Stored data

----

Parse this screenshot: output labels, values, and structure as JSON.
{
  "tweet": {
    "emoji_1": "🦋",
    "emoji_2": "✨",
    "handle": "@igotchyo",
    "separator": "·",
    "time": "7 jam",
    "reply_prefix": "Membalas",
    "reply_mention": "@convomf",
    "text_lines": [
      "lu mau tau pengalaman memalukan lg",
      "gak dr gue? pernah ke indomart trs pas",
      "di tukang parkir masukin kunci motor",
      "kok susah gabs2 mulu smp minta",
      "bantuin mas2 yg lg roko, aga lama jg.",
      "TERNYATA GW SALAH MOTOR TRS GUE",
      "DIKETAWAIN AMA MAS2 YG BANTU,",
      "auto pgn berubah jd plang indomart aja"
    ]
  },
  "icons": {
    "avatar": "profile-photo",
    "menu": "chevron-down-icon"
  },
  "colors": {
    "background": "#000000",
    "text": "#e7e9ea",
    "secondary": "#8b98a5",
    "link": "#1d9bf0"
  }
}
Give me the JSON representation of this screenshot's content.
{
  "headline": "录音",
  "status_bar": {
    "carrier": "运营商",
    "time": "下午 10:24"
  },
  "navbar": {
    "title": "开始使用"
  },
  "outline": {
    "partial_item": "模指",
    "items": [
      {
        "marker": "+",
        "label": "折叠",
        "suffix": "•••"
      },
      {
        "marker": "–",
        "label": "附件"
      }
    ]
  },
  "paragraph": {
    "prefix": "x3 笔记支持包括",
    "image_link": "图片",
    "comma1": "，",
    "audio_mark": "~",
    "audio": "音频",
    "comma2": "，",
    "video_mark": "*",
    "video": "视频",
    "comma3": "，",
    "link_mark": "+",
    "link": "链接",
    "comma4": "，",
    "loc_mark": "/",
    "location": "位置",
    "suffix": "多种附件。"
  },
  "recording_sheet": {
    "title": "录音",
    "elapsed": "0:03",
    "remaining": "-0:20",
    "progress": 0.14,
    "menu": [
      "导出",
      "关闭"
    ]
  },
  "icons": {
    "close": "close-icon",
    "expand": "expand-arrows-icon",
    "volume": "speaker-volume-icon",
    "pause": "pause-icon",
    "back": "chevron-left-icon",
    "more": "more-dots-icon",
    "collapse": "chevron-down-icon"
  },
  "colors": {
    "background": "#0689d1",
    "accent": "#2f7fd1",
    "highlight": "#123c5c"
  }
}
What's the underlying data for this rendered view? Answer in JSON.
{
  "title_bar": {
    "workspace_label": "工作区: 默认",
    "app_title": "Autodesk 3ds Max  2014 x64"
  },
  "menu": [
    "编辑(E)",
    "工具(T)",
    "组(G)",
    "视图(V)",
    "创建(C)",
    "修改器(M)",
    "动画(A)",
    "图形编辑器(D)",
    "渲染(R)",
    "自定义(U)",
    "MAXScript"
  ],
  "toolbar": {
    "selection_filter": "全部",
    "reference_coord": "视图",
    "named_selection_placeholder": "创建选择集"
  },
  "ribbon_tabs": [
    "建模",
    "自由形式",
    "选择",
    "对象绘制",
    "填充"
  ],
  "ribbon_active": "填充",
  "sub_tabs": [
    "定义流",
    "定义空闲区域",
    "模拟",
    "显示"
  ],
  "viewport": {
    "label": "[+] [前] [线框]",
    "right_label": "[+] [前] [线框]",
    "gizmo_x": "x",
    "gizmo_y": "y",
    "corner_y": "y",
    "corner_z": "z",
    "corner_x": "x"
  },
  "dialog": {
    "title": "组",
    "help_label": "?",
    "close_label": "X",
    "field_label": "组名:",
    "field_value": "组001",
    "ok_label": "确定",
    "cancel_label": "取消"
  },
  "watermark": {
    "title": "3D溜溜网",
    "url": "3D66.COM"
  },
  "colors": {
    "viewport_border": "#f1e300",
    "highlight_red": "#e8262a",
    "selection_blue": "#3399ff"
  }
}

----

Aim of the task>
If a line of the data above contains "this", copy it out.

Written response>
Parse this screenshot: output labels, values, and structure as JSON.
Give me the JSON representation of this screenshot's content.
What's the underlying data for this rendered view? Answer in JSON.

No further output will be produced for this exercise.